→ **Your goal**: Below are some entries. Count how many of their lines include "belépés", then give that number only.

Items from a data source
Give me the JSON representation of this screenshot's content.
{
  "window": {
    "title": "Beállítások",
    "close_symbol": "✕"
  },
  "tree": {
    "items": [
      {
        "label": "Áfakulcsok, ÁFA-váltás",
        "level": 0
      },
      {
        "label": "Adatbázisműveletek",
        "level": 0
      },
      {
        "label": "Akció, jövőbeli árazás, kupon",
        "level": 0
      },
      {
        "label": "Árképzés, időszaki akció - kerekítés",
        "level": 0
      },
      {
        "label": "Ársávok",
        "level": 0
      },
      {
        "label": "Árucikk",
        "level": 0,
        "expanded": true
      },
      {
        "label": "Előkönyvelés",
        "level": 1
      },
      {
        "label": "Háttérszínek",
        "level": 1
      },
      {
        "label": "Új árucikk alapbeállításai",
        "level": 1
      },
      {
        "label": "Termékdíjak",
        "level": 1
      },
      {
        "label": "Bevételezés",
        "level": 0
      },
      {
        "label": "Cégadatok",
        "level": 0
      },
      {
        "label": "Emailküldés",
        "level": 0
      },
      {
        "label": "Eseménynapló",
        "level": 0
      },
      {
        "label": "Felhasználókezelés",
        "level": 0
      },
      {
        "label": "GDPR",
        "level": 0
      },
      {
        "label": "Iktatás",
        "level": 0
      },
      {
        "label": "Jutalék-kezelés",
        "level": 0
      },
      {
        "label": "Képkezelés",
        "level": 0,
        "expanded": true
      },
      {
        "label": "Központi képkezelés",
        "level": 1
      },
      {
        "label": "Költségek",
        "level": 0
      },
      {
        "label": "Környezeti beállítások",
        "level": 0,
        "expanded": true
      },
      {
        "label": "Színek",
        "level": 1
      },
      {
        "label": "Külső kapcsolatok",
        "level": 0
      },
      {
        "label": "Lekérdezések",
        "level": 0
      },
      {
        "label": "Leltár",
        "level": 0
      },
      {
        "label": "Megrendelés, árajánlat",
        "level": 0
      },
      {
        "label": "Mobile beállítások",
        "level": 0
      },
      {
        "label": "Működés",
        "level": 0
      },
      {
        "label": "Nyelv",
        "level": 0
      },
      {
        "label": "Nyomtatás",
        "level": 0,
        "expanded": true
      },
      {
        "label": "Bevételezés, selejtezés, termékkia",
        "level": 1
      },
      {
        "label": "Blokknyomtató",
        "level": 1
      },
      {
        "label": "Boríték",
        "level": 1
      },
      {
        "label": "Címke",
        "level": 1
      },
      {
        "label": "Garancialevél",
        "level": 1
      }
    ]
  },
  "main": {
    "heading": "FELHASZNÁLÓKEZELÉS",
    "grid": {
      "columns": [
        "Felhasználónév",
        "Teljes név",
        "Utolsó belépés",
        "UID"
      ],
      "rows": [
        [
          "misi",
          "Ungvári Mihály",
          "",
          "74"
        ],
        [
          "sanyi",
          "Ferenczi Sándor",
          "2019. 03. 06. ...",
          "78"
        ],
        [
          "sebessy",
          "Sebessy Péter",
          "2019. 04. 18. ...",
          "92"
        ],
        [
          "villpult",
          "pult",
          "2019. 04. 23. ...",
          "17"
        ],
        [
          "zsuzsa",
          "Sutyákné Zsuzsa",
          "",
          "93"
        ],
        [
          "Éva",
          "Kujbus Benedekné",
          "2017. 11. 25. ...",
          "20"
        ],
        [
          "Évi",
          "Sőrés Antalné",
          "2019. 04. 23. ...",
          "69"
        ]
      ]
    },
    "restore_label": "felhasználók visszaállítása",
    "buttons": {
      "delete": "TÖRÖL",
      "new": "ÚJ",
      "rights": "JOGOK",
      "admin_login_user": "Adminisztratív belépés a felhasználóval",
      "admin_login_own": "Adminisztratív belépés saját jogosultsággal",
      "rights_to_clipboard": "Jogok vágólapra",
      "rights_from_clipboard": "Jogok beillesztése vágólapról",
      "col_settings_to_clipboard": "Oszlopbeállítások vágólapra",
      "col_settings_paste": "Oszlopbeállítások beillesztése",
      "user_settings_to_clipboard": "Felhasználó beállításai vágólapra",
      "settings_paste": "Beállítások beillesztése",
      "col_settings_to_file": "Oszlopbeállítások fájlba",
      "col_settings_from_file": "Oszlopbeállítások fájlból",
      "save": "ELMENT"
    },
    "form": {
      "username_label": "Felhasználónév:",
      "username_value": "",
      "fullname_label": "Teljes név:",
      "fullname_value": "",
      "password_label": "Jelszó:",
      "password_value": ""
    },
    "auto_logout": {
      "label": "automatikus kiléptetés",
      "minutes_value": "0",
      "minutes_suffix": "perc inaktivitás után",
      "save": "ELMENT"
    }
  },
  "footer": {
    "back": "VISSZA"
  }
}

→ **Exercise solution**: 3